**Required work**
For the word "rate", count the lines of the records that hold it, and give only that number.

———

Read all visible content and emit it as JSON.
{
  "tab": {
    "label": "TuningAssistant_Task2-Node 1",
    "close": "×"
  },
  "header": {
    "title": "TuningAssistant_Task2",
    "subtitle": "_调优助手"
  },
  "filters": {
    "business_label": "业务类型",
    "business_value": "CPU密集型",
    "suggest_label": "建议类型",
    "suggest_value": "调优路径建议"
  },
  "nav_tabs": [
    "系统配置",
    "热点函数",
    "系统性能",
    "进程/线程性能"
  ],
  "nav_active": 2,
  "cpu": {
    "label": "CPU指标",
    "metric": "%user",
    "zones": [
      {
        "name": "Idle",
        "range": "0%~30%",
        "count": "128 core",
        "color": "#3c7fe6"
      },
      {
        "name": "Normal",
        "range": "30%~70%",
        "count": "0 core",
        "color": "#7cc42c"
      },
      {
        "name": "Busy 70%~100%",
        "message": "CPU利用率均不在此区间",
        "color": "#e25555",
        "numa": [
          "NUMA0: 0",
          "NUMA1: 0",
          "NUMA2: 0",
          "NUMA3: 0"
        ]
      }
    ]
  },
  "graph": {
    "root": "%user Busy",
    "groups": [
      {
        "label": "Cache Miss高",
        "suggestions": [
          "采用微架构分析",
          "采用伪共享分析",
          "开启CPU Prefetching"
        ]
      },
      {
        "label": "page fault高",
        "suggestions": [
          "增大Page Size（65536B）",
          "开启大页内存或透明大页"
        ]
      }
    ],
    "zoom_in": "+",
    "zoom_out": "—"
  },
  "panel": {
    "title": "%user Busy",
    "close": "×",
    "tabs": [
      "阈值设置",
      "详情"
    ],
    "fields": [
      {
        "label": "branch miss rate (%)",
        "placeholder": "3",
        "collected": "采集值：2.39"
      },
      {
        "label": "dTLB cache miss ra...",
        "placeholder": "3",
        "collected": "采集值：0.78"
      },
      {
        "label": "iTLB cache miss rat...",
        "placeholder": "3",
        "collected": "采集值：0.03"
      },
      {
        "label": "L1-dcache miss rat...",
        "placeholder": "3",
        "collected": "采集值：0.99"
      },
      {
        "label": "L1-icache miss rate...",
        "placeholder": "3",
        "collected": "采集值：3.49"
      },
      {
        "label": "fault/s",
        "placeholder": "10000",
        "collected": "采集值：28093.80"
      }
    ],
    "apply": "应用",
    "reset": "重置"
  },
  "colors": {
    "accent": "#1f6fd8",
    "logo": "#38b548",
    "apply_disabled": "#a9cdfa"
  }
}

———

**Task output**
2